I was recently recruited by Friends of the Seattle Public Library to persuade the City of Seattle not to cut the library budget. It gets weirder. My expertise and reason for testifying? Comic books.

I testified at a Seattle City Council budget hearing on April 20 that libraries needed to stay open so that kids can check out and read comics/graphic novels.

The 10-year-old kid in me—I once had to smuggle Captain America comics into our home because “funny books” were considered junk literature—is flabbergasted to be testifying about the importance of comics.

And yet, there I was explaining that graphic novels are now a major attraction in libraries—especially to kids:

“A few years ago, my daughter and her friends learned Japanese primarily so that they could read Japanese graphic novels.

“Today, hundreds [thousands?] of these books have been translated and published and are more popular than ever. And kids are devouring them. But times are tough.

“That means–for many kids—there’s only one place where they can find these books. Whether it’s graphic novels or Harry Potter or Moby Dick, it’s the library that’s going to keep our kids excited and reading.”

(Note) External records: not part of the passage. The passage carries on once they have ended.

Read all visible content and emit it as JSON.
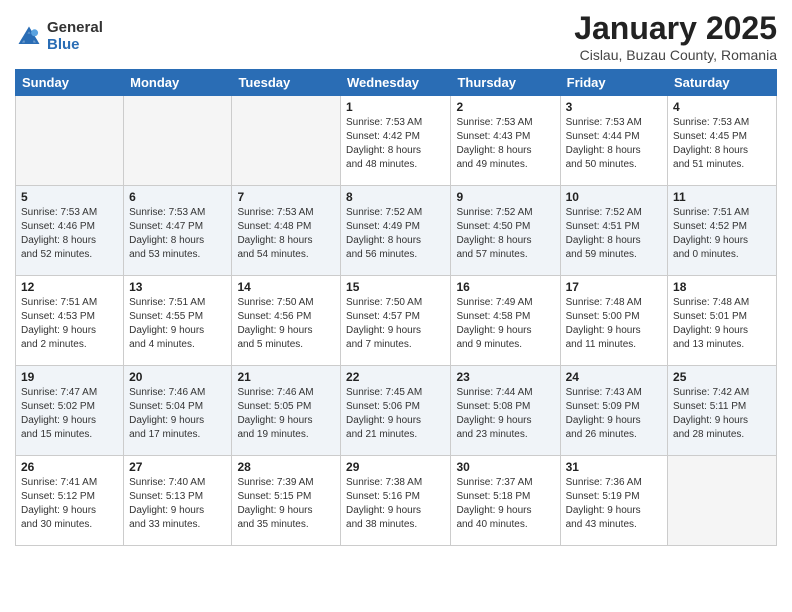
{
  "header": {
    "logo_general": "General",
    "logo_blue": "Blue",
    "month": "January 2025",
    "location": "Cislau, Buzau County, Romania"
  },
  "days_of_week": [
    "Sunday",
    "Monday",
    "Tuesday",
    "Wednesday",
    "Thursday",
    "Friday",
    "Saturday"
  ],
  "weeks": [
    [
      {
        "day": "",
        "info": ""
      },
      {
        "day": "",
        "info": ""
      },
      {
        "day": "",
        "info": ""
      },
      {
        "day": "1",
        "info": "Sunrise: 7:53 AM\nSunset: 4:42 PM\nDaylight: 8 hours\nand 48 minutes."
      },
      {
        "day": "2",
        "info": "Sunrise: 7:53 AM\nSunset: 4:43 PM\nDaylight: 8 hours\nand 49 minutes."
      },
      {
        "day": "3",
        "info": "Sunrise: 7:53 AM\nSunset: 4:44 PM\nDaylight: 8 hours\nand 50 minutes."
      },
      {
        "day": "4",
        "info": "Sunrise: 7:53 AM\nSunset: 4:45 PM\nDaylight: 8 hours\nand 51 minutes."
      }
    ],
    [
      {
        "day": "5",
        "info": "Sunrise: 7:53 AM\nSunset: 4:46 PM\nDaylight: 8 hours\nand 52 minutes."
      },
      {
        "day": "6",
        "info": "Sunrise: 7:53 AM\nSunset: 4:47 PM\nDaylight: 8 hours\nand 53 minutes."
      },
      {
        "day": "7",
        "info": "Sunrise: 7:53 AM\nSunset: 4:48 PM\nDaylight: 8 hours\nand 54 minutes."
      },
      {
        "day": "8",
        "info": "Sunrise: 7:52 AM\nSunset: 4:49 PM\nDaylight: 8 hours\nand 56 minutes."
      },
      {
        "day": "9",
        "info": "Sunrise: 7:52 AM\nSunset: 4:50 PM\nDaylight: 8 hours\nand 57 minutes."
      },
      {
        "day": "10",
        "info": "Sunrise: 7:52 AM\nSunset: 4:51 PM\nDaylight: 8 hours\nand 59 minutes."
      },
      {
        "day": "11",
        "info": "Sunrise: 7:51 AM\nSunset: 4:52 PM\nDaylight: 9 hours\nand 0 minutes."
      }
    ],
    [
      {
        "day": "12",
        "info": "Sunrise: 7:51 AM\nSunset: 4:53 PM\nDaylight: 9 hours\nand 2 minutes."
      },
      {
        "day": "13",
        "info": "Sunrise: 7:51 AM\nSunset: 4:55 PM\nDaylight: 9 hours\nand 4 minutes."
      },
      {
        "day": "14",
        "info": "Sunrise: 7:50 AM\nSunset: 4:56 PM\nDaylight: 9 hours\nand 5 minutes."
      },
      {
        "day": "15",
        "info": "Sunrise: 7:50 AM\nSunset: 4:57 PM\nDaylight: 9 hours\nand 7 minutes."
      },
      {
        "day": "16",
        "info": "Sunrise: 7:49 AM\nSunset: 4:58 PM\nDaylight: 9 hours\nand 9 minutes."
      },
      {
        "day": "17",
        "info": "Sunrise: 7:48 AM\nSunset: 5:00 PM\nDaylight: 9 hours\nand 11 minutes."
      },
      {
        "day": "18",
        "info": "Sunrise: 7:48 AM\nSunset: 5:01 PM\nDaylight: 9 hours\nand 13 minutes."
      }
    ],
    [
      {
        "day": "19",
        "info": "Sunrise: 7:47 AM\nSunset: 5:02 PM\nDaylight: 9 hours\nand 15 minutes."
      },
      {
        "day": "20",
        "info": "Sunrise: 7:46 AM\nSunset: 5:04 PM\nDaylight: 9 hours\nand 17 minutes."
      },
      {
        "day": "21",
        "info": "Sunrise: 7:46 AM\nSunset: 5:05 PM\nDaylight: 9 hours\nand 19 minutes."
      },
      {
        "day": "22",
        "info": "Sunrise: 7:45 AM\nSunset: 5:06 PM\nDaylight: 9 hours\nand 21 minutes."
      },
      {
        "day": "23",
        "info": "Sunrise: 7:44 AM\nSunset: 5:08 PM\nDaylight: 9 hours\nand 23 minutes."
      },
      {
        "day": "24",
        "info": "Sunrise: 7:43 AM\nSunset: 5:09 PM\nDaylight: 9 hours\nand 26 minutes."
      },
      {
        "day": "25",
        "info": "Sunrise: 7:42 AM\nSunset: 5:11 PM\nDaylight: 9 hours\nand 28 minutes."
      }
    ],
    [
      {
        "day": "26",
        "info": "Sunrise: 7:41 AM\nSunset: 5:12 PM\nDaylight: 9 hours\nand 30 minutes."
      },
      {
        "day": "27",
        "info": "Sunrise: 7:40 AM\nSunset: 5:13 PM\nDaylight: 9 hours\nand 33 minutes."
      },
      {
        "day": "28",
        "info": "Sunrise: 7:39 AM\nSunset: 5:15 PM\nDaylight: 9 hours\nand 35 minutes."
      },
      {
        "day": "29",
        "info": "Sunrise: 7:38 AM\nSunset: 5:16 PM\nDaylight: 9 hours\nand 38 minutes."
      },
      {
        "day": "30",
        "info": "Sunrise: 7:37 AM\nSunset: 5:18 PM\nDaylight: 9 hours\nand 40 minutes."
      },
      {
        "day": "31",
        "info": "Sunrise: 7:36 AM\nSunset: 5:19 PM\nDaylight: 9 hours\nand 43 minutes."
      },
      {
        "day": "",
        "info": ""
      }
    ]
  ]
}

(A more complete version of my testimony is here on the Friends of the Library blog.)

Of course, there were other pleas on behalf of the library. Some quite serious—such as people needing the libraries so that they can go online and search for jobs. My plea, obviously, was the offbeat, pop-culture-with fun visual aids testimony.

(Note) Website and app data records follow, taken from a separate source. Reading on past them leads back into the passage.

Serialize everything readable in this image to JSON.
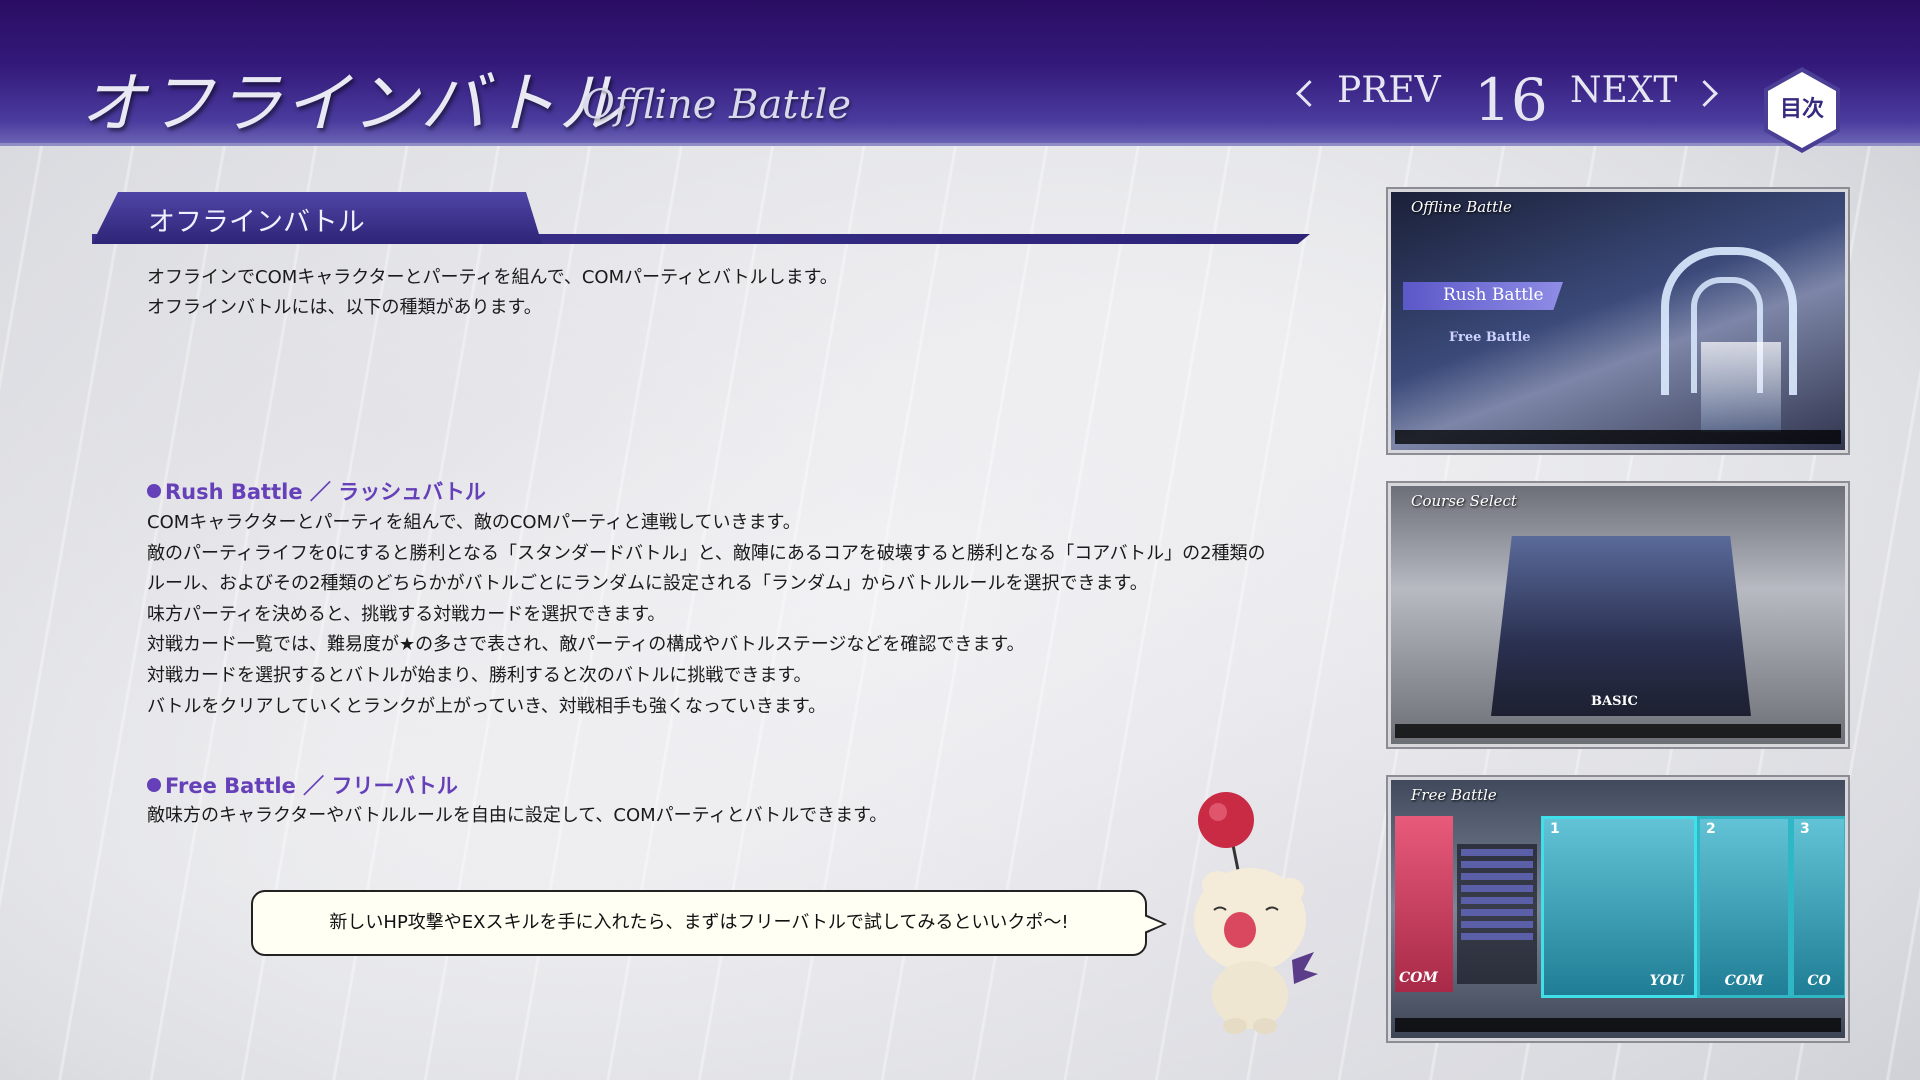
{
  "header": {
    "title_jp": "オフラインバトル",
    "title_en": "Offline Battle",
    "prev_label": "PREV",
    "page_number": "16",
    "next_label": "NEXT",
    "toc_label": "目次"
  },
  "section": {
    "title": "オフラインバトル",
    "intro": [
      "オフラインでCOMキャラクターとパーティを組んで、COMパーティとバトルします。",
      "オフラインバトルには、以下の種類があります。"
    ]
  },
  "rush": {
    "heading": "Rush Battle ／ ラッシュバトル",
    "lines": [
      "COMキャラクターとパーティを組んで、敵のCOMパーティと連戦していきます。",
      "敵のパーティライフを0にすると勝利となる「スタンダードバトル」と、敵陣にあるコアを破壊すると勝利となる「コアバトル」の2種類の",
      "ルール、およびその2種類のどちらかがバトルごとにランダムに設定される「ランダム」からバトルルールを選択できます。",
      "味方パーティを決めると、挑戦する対戦カードを選択できます。",
      "対戦カード一覧では、難易度が★の多さで表され、敵パーティの構成やバトルステージなどを確認できます。",
      "対戦カードを選択するとバトルが始まり、勝利すると次のバトルに挑戦できます。",
      "バトルをクリアしていくとランクが上がっていき、対戦相手も強くなっていきます。"
    ]
  },
  "free": {
    "heading": "Free Battle ／ フリーバトル",
    "lines": [
      "敵味方のキャラクターやバトルルールを自由に設定して、COMパーティとバトルできます。"
    ]
  },
  "bubble": {
    "text": "新しいHP攻撃やEXスキルを手に入れたら、まずはフリーバトルで試してみるといいクポ～!"
  },
  "screens": [
    {
      "caption": "Offline Battle",
      "menu_selected": "Rush Battle",
      "menu_other": "Free Battle"
    },
    {
      "caption": "Course Select",
      "label": "BASIC"
    },
    {
      "caption": "Free Battle",
      "cards": [
        "1",
        "2",
        "3"
      ],
      "card_labels": [
        "COM",
        "YOU",
        "COM",
        "CO"
      ]
    }
  ],
  "colors": {
    "accent": "#6540b8",
    "header": "#2a0d63"
  }
}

As it turns out, none of this saved the library budget from being cut this year. But we were already fighting for next year’s budget. So, we’ll see what happens.